Brown’s Play Could Impact Stützle’s Transition To Centre

If Norris was the only major return in the Karlsson trade, it would probably still be a massive win for the Senators. But the Sharks’ 2020 First Round pick fell to 3rd overall, and Ottawa used it to select Tim Stützle.

Every scouting report or lineup card for Stützle leading up to the draft had him listed as an LW/C, presumably meaning he could play both the wing and middle. If the Sens were selecting 2nd, I personally would have preferred Quinton Byfield because he would have undoubtedly addressed their need down the middle.

But after watching Stützle’s play so far this season, moving him to the centre permanently would not be as much of a task as I once thought. We might even see this as soon as this season. Senators’ head coach DJ Smith was asked about it and provided details on why the team is easing him into it.

Stützle is primed to become the best player on this team regardless of his position. But if he does end up moving to the middle, and Norris continues his upward trajectory, is Logan Brown really suited to be a 3rd line centreman?

Any contending team is unbeatable down the middle, and ideally having Brown pan out as a reliable offensive option on the 3rd line would be perfect for the Senators’ long-term outlook. But an even better situation would be if Brown can step in this season, while Stützle is still on the wing.

Depending on the impact that Brown has, Stützle could stay on the wing and the Senators can roll with a 1-2 punch of Norris and Brown. That would result in Tkachuk and Stützle being the options on the left side, setting up an impressive top-6 forward group for the future (by future, I mean in two weeks).

That’s just one example of how Brown’s development could impact the rest of the forward core as they all continue to develop.

Contract Year For Brown

Dorion and his staff will certainly be asking themselves the very question of this article when they sit down with Brown’s camp in the off-season. Brown will certainly want a chance to prove himself as an NHL regular this season, and while he will probably get the chance, it won’t be enough to earn a long-term contract.

Honestly, it would be in Brown’s best interest to sign a one or two-year deal so he has time to prove why he should be considered as a long-term fit. But the most difficult aspect to negotiate on his new deal will be whether it is a one-way or a two-way deal.

Brown will certainly want a one-way contract, meaning he stays in the NHL full-time needing to be put on waivers before being assigned to the AHL. That’s why this season is so important for him. He needs to staple himself in the lineup, just like the other young players on this team.

The concern around this though is that he doesn’t seem like DJ Smith’s type of player. Brown doesn’t play an overly physical style and isn’t a world-beating skater either. He’s going to make his living in the offensive zone making passes.

He hasn’t played a game since the original shutdown of the AHL, so he’ll need to capitalize on the few games he gets in Belleville to prepare himself for the pace of the NHL.

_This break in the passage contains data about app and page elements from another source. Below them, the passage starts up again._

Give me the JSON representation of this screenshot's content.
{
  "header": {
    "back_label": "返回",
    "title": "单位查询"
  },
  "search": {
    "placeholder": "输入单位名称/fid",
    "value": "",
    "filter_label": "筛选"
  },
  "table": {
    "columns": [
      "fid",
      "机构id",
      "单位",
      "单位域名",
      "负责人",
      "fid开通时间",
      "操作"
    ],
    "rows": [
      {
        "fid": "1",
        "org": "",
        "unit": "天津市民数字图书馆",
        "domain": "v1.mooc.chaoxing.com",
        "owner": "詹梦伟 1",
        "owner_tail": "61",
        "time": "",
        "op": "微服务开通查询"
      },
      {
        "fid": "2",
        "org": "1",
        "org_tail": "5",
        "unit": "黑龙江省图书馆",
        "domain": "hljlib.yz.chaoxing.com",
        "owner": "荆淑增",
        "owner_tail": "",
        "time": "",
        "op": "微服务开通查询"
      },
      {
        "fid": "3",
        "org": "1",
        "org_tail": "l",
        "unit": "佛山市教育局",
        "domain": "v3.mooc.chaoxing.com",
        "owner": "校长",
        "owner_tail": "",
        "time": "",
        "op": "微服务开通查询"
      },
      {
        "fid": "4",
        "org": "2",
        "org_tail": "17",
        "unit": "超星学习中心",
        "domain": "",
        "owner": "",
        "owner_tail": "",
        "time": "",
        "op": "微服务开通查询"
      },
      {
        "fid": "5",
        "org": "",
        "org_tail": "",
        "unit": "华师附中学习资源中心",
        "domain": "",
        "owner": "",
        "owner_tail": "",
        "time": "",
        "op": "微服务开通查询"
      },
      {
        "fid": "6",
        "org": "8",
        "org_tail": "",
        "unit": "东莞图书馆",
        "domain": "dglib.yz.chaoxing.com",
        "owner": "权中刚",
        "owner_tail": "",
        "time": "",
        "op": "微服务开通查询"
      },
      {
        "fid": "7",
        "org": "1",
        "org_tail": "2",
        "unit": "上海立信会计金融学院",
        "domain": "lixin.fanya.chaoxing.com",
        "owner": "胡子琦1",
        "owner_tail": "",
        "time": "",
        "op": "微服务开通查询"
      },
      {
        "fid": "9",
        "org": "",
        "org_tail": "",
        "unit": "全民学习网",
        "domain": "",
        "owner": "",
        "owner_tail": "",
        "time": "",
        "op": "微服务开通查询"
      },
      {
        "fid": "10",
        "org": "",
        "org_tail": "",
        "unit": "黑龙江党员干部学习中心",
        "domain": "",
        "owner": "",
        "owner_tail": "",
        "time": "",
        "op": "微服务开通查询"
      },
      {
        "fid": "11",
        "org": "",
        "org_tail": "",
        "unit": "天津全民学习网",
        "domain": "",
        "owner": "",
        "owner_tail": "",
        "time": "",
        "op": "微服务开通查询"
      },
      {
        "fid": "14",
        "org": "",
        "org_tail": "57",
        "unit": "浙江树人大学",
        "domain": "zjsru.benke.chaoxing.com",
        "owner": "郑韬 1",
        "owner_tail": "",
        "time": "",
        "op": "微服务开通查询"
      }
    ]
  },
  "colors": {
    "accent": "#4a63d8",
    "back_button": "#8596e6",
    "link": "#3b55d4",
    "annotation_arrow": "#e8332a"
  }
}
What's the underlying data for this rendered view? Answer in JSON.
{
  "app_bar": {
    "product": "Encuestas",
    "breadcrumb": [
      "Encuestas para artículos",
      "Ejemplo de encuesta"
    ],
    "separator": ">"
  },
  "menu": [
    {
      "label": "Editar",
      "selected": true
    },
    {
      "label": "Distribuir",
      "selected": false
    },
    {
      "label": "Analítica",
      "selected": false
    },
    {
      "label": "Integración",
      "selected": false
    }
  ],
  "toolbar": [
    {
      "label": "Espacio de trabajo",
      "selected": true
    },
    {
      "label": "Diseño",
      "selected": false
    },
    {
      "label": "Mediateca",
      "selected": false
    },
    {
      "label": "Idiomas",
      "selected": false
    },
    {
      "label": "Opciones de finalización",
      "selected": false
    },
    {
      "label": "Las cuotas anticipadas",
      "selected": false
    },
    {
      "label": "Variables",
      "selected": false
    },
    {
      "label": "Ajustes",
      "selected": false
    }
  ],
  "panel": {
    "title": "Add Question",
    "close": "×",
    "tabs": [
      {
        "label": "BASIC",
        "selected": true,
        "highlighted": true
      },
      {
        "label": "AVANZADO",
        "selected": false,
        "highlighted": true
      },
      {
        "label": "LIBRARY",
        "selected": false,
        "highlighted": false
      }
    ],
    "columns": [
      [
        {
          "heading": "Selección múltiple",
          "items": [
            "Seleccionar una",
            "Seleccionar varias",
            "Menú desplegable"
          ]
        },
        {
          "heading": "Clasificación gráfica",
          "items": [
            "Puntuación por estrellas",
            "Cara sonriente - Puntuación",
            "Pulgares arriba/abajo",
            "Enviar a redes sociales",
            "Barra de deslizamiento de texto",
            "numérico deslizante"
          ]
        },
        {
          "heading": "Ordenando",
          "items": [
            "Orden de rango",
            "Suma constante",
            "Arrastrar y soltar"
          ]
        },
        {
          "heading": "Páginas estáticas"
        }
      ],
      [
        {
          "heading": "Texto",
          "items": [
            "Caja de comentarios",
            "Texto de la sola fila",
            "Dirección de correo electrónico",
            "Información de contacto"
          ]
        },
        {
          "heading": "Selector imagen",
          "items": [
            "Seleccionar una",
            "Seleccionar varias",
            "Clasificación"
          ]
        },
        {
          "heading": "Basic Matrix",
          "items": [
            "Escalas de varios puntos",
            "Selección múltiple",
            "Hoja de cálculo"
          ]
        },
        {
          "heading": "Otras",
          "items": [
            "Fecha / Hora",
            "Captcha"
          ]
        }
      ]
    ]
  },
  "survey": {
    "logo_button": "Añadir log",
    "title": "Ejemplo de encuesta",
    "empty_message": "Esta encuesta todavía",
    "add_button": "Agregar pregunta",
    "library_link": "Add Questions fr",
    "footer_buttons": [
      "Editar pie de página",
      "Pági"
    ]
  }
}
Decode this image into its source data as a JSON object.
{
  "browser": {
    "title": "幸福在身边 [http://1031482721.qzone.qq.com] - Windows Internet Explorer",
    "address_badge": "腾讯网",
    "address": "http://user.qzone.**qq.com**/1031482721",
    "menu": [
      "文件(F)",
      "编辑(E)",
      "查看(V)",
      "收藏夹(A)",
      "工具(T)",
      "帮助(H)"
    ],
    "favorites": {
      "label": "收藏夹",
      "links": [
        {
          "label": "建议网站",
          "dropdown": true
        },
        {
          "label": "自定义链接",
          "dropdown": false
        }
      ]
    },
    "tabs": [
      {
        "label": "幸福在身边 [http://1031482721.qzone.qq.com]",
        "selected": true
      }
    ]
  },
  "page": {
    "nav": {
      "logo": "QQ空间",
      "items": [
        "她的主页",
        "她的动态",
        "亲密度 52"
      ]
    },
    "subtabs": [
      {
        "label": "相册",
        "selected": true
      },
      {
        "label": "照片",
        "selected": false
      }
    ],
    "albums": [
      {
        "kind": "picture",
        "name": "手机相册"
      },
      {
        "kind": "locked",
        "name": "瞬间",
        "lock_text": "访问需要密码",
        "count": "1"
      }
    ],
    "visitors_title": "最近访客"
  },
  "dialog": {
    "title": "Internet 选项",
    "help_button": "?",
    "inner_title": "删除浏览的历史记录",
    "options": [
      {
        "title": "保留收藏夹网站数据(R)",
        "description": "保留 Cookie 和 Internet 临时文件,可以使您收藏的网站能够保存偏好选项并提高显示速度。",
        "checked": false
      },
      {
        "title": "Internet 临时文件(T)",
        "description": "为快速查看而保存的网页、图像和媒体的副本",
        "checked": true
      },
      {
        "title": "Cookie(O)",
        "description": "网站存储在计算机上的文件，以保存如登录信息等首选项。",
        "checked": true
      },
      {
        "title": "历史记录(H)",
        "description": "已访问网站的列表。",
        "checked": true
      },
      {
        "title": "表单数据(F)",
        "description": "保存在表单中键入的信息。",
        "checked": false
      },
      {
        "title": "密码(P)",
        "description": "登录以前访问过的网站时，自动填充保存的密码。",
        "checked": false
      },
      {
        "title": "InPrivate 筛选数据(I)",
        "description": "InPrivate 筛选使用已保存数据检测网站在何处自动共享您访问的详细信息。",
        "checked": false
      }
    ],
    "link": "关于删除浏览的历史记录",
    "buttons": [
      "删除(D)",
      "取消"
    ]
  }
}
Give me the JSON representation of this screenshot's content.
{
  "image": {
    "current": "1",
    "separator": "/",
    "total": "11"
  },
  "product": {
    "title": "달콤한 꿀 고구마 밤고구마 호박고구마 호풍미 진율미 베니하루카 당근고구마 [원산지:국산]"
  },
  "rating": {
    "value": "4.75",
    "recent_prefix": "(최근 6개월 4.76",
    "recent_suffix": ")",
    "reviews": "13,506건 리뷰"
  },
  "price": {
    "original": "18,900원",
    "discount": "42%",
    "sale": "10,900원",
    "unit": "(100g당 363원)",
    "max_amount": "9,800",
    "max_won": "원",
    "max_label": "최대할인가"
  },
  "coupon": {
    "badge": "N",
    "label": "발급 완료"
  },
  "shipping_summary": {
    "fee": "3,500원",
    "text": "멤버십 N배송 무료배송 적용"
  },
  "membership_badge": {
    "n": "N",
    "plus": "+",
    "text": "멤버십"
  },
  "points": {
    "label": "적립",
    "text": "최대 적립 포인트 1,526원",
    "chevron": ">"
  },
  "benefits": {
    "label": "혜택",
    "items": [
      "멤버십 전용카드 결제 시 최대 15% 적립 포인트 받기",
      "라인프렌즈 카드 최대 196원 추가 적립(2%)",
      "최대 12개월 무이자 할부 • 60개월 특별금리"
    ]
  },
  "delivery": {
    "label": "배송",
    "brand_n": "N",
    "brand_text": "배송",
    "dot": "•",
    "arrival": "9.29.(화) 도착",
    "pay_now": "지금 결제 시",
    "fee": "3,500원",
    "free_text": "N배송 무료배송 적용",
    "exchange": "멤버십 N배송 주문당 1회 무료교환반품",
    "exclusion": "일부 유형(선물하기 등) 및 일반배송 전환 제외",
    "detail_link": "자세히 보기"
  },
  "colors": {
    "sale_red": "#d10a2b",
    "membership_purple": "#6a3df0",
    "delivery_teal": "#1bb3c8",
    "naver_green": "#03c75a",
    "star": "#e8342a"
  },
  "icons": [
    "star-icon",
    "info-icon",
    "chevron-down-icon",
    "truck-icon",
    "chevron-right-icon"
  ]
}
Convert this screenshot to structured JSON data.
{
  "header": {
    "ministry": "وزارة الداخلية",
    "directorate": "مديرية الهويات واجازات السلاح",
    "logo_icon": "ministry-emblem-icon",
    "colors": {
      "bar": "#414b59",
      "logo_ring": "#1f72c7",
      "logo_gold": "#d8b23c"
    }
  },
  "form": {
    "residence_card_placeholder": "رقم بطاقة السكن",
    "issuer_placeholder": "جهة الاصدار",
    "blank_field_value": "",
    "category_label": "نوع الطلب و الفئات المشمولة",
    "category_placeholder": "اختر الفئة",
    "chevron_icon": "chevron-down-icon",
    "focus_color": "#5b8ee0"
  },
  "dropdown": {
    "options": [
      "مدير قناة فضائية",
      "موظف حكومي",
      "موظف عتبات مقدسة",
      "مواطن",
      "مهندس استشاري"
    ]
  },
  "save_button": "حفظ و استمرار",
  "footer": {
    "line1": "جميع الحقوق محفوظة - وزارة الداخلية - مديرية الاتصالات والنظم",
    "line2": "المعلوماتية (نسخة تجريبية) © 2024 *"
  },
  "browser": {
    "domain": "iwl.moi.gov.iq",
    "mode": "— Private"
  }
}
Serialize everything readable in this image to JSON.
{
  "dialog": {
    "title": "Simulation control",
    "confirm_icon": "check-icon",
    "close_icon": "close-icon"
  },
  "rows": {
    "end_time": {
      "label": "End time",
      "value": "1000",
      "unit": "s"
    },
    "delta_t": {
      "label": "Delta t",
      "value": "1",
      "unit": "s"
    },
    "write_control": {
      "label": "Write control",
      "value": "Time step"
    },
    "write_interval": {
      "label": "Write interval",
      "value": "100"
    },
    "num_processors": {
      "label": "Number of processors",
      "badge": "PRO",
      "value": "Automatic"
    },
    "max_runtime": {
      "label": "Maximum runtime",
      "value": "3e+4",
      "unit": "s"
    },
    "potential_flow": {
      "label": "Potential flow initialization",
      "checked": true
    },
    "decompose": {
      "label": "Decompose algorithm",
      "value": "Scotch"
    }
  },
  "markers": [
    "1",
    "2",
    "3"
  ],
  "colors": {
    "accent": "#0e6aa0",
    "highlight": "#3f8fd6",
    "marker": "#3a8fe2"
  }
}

Brown will turn 23 next month, which is when prospects typically begin to find their stride. Dorion details how Brown will be back up soon but he just needs some reps with Belleville first in this interview.

While fans have grown tired of the narrative that the young players need to “earn” their position on the roster by beating out the veterans, that is exactly what Brown needs to do. Norris beat him for the spot in training camp, so Brown needs to come in and beat someone else out.

There isn’t much time for Brown to figure it out, though. Shane Pinto looks more promising than ever and Colin White is locked in for the foreseeable future and has taken a step in the right direction this season. Brown’s clock is ticking.

Derek Stepan could be missing significant time after leaving Tuesday’s game against Montreal with an upper-body-injury, which could mean it’s time for Logan Brown to come in and make an impact.

However, in that same game, Bruce Garrioch reported that Brown could be a trade candidate at the deadline. So maybe the team already has moved on from him, and in a few weeks, we could be talking about potential trade suitors for the big man.